Awards and records tumbled as the Wright-Phillips goal scoring machine clicked into high gear – and stayed there. Across the years until the end of 2018, he would net 124 goals in 210 games. In July 2018, his winning goal in the 1-0 victory over DC United took his tally to the century mark. It wasn’t the first time any MLS player had achieved the distinction, but Wright-Phillips had got to the three figures mark in sixteen less games than any previous centurion. At the time, there was talk of a special dispensation for a change of number on his shirt for the next game, incrementing it by one. In the end, the idea was binned, but the Red Bulls administration announced that when the forward left the club, the 99 shirt would be retired in his honour.
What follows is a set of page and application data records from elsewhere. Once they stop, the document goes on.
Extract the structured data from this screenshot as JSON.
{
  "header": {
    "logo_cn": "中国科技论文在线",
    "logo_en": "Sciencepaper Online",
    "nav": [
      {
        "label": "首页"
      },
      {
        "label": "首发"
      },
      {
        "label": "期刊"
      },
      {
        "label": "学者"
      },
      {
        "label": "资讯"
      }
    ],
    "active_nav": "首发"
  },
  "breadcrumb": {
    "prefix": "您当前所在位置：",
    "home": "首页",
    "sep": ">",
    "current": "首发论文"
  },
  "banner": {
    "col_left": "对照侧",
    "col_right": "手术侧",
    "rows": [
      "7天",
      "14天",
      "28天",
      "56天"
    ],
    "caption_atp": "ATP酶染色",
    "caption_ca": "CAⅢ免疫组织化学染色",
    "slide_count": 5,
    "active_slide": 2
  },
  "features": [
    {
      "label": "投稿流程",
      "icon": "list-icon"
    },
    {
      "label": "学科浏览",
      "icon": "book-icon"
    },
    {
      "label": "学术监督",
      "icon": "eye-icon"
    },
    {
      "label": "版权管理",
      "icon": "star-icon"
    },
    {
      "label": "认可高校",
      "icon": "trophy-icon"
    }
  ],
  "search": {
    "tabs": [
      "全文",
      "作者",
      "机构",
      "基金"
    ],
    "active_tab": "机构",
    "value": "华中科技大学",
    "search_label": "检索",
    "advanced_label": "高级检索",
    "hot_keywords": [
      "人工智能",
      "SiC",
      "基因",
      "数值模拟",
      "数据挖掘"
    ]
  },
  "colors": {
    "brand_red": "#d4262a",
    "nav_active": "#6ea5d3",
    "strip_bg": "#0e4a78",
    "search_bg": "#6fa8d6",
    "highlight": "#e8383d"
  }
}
At a club with a history of star players such as Thierry Henry, Youri Djorkaeff, Lothar Matthäus and Colombian striker Juan Pablo Ángel, it’s perhaps an even greater tribute to the success that the reformed striker enjoyed, that he is lauded by the fans above them. Indeed, it was Ángel’s season scoring record that Wright-Phillips surpassed in his debut full season.
There’s little publicly known about the intensity or otherwise of the rivalry between the two Wright-Phillips brothers, but for much of his time playing in England, it would be easy to understand any feelings of inferiority that Bradley may have felt compelled to experience, sitting in the shadow of his elder brother’s success. In 2015 however, there was some measure of levelling things up. With Bradley already established as a superstar with the Red Bulls, the club engaged in that fraternal pursuit again, by securing the services of Shaun.
If there was any established order to upset, and it’s important to say that there’s no suggestion of any animosity inherent between the brothers, Shaun’s 12 games and a single strike, whilst Bradley continued to strut his goalscoring stuff, would have been sufficient to do so.
Perhaps the story and success of Bradley Wright-Phillips would never come to eclipse the celebrity status of some British players who have succeeded overs seas playing for big name European clubs such as Barcelona, Real Madrid, Juventus, the Milan clubs or Bayern Munich. For all that though, ask any Red Bulls MLS fan about Bradley Wright-Phillips, and his success in the USA will be told with as much passion and vigour as any tales of Beckham, Lineker, et al.Iin the land of opportunity, the player who had struggled and laboured without much success in the UK found his home and triumphed as a Brit Abroad.
(This article was originally produced for the ‘These Football Times ‘Brits Abroad’ series.